▸ WORK TASK
The following data needs to be repeated exactly, with all images excluded.

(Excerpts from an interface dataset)
§ §
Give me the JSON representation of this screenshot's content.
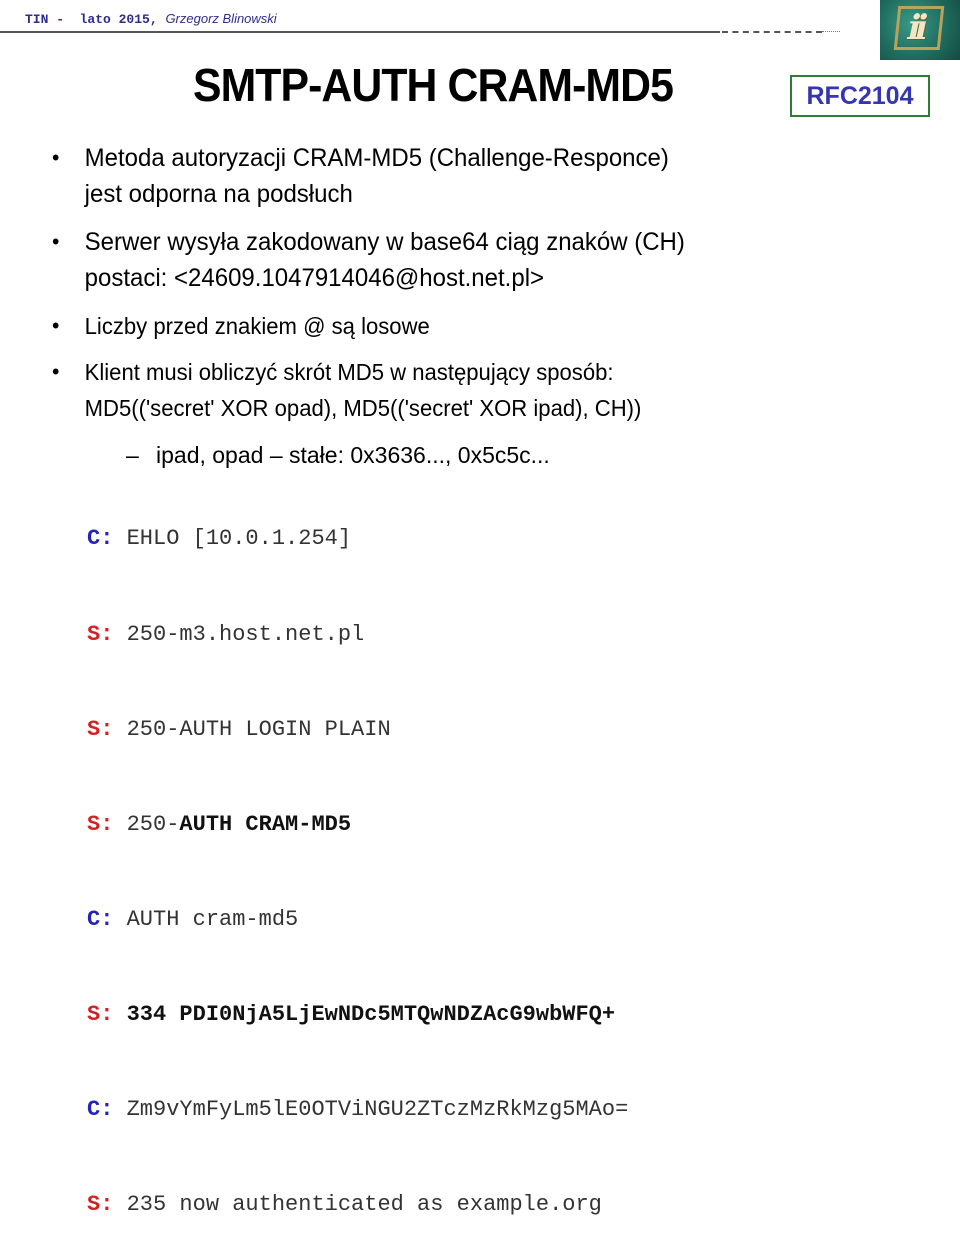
{
  "header": {
    "course": "TIN -  lato 2015, ",
    "author": "Grzegorz Blinowski",
    "logo_icon": "ii-logo-icon"
  },
  "slide": {
    "title": "SMTP-AUTH CRAM-MD5",
    "rfc_badge": "RFC2104",
    "bullets": [
      {
        "lines": [
          "Metoda autoryzacji CRAM-MD5 (Challenge-Responce)",
          "jest odporna na podsłuch"
        ]
      },
      {
        "lines": [
          "Serwer wysyła zakodowany w base64 ciąg znaków (CH)",
          "postaci: <24609.1047914046@host.net.pl>"
        ]
      },
      {
        "lines": [
          "Liczby przed znakiem @ są losowe"
        ]
      },
      {
        "lines": [
          "Klient musi obliczyć skrót MD5 w następujący sposób:",
          "MD5(('secret' XOR opad), MD5(('secret' XOR ipad), CH))"
        ]
      }
    ],
    "sub_bullet": {
      "marker": "–",
      "text": "ipad, opad – stałe: 0x3636..., 0x5c5c..."
    },
    "session": [
      {
        "who": "C:",
        "role": "client",
        "text": "EHLO [10.0.1.254]",
        "bold_text": ""
      },
      {
        "who": "S:",
        "role": "server",
        "text": "250-m3.host.net.pl",
        "bold_text": ""
      },
      {
        "who": "S:",
        "role": "server",
        "text": "250-AUTH LOGIN PLAIN",
        "bold_text": ""
      },
      {
        "who": "S:",
        "role": "server",
        "text": "250-",
        "bold_text": "AUTH CRAM-MD5"
      },
      {
        "who": "C:",
        "role": "client",
        "text": "AUTH cram-md5",
        "bold_text": ""
      },
      {
        "who": "S:",
        "role": "server",
        "text": "",
        "bold_text": "334 PDI0NjA5LjEwNDc5MTQwNDZAcG9wbWFQ+"
      },
      {
        "who": "C:",
        "role": "client",
        "text": "Zm9vYmFyLm5lE0OTViNGU2ZTczMzRkMzg5MAo=",
        "bold_text": ""
      },
      {
        "who": "S:",
        "role": "server",
        "text": "235 now authenticated as example.org",
        "bold_text": ""
      }
    ]
  },
  "colors": {
    "header_text": "#2e2e8a",
    "rfc_text": "#3535b0",
    "rfc_border": "#2e7d32",
    "client_label": "#2424b8",
    "server_label": "#d42020"
  }
}
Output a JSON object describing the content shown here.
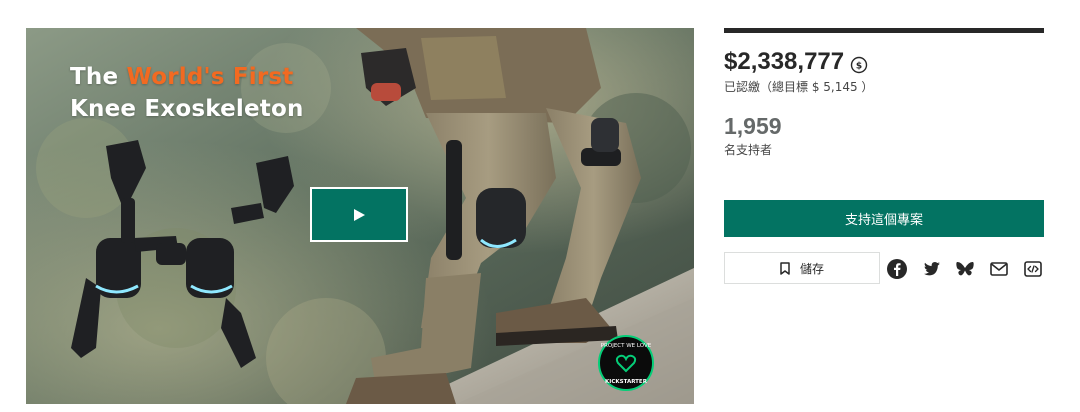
{
  "hero": {
    "title_line1_prefix": "The ",
    "title_line1_accent": "World's First",
    "title_line2": "Knee Exoskeleton",
    "accent_color": "#f26a21",
    "badge_text_top": "PROJECT WE LOVE",
    "badge_text_bottom": "KICKSTARTER",
    "play_icon": "play-icon"
  },
  "campaign": {
    "pledged_amount": "$2,338,777",
    "currency_icon": "currency-conversion-icon",
    "pledged_subtitle": "已認繳（總目標 $ 5,145 ）",
    "progress_fraction": 1.0,
    "backers_count": "1,959",
    "backers_label": "名支持者"
  },
  "actions": {
    "back_project_label": "支持這個專案",
    "save_label": "儲存",
    "save_icon": "bookmark-icon",
    "share_icons": [
      "facebook-icon",
      "twitter-icon",
      "bluesky-icon",
      "email-icon",
      "embed-icon"
    ]
  },
  "colors": {
    "primary_green": "#037362",
    "text_dark": "#282828",
    "text_muted": "#656969"
  }
}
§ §
▸ ANSWER BOX
Give me the JSON representation of this screenshot's content.
{
  "header": {
    "course": "TIN -  lato 2015, ",
    "author": "Grzegorz Blinowski",
    "logo_icon": "ii-logo-icon"
  },
  "slide": {
    "title": "SMTP-AUTH CRAM-MD5",
    "rfc_badge": "RFC2104",
    "bullets": [
      {
        "lines": [
          "Metoda autoryzacji CRAM-MD5 (Challenge-Responce)",
          "jest odporna na podsłuch"
        ]
      },
      {
        "lines": [
          "Serwer wysyła zakodowany w base64 ciąg znaków (CH)",
          "postaci: <24609.1047914046@host.net.pl>"
        ]
      },
      {
        "lines": [
          "Liczby przed znakiem @ są losowe"
        ]
      },
      {
        "lines": [
          "Klient musi obliczyć skrót MD5 w następujący sposób:",
          "MD5(('secret' XOR opad), MD5(('secret' XOR ipad), CH))"
        ]
      }
    ],
    "sub_bullet": {
      "marker": "–",
      "text": "ipad, opad – stałe: 0x3636..., 0x5c5c..."
    },
    "session": [
      {
        "who": "C:",
        "role": "client",
        "text": "EHLO [10.0.1.254]",
        "bold_text": ""
      },
      {
        "who": "S:",
        "role": "server",
        "text": "250-m3.host.net.pl",
        "bold_text": ""
      },
      {
        "who": "S:",
        "role": "server",
        "text": "250-AUTH LOGIN PLAIN",
        "bold_text": ""
      },
      {
        "who": "S:",
        "role": "server",
        "text": "250-",
        "bold_text": "AUTH CRAM-MD5"
      },
      {
        "who": "C:",
        "role": "client",
        "text": "AUTH cram-md5",
        "bold_text": ""
      },
      {
        "who": "S:",
        "role": "server",
        "text": "",
        "bold_text": "334 PDI0NjA5LjEwNDc5MTQwNDZAcG9wbWFQ+"
      },
      {
        "who": "C:",
        "role": "client",
        "text": "Zm9vYmFyLm5lE0OTViNGU2ZTczMzRkMzg5MAo=",
        "bold_text": ""
      },
      {
        "who": "S:",
        "role": "server",
        "text": "235 now authenticated as example.org",
        "bold_text": ""
      }
    ]
  },
  "colors": {
    "header_text": "#2e2e8a",
    "rfc_text": "#3535b0",
    "rfc_border": "#2e7d32",
    "client_label": "#2424b8",
    "server_label": "#d42020"
  }
}
Output a JSON object describing the content shown here.
{
  "hero": {
    "title_line1_prefix": "The ",
    "title_line1_accent": "World's First",
    "title_line2": "Knee Exoskeleton",
    "accent_color": "#f26a21",
    "badge_text_top": "PROJECT WE LOVE",
    "badge_text_bottom": "KICKSTARTER",
    "play_icon": "play-icon"
  },
  "campaign": {
    "pledged_amount": "$2,338,777",
    "currency_icon": "currency-conversion-icon",
    "pledged_subtitle": "已認繳（總目標 $ 5,145 ）",
    "progress_fraction": 1.0,
    "backers_count": "1,959",
    "backers_label": "名支持者"
  },
  "actions": {
    "back_project_label": "支持這個專案",
    "save_label": "儲存",
    "save_icon": "bookmark-icon",
    "share_icons": [
      "facebook-icon",
      "twitter-icon",
      "bluesky-icon",
      "email-icon",
      "embed-icon"
    ]
  },
  "colors": {
    "primary_green": "#037362",
    "text_dark": "#282828",
    "text_muted": "#656969"
  }
}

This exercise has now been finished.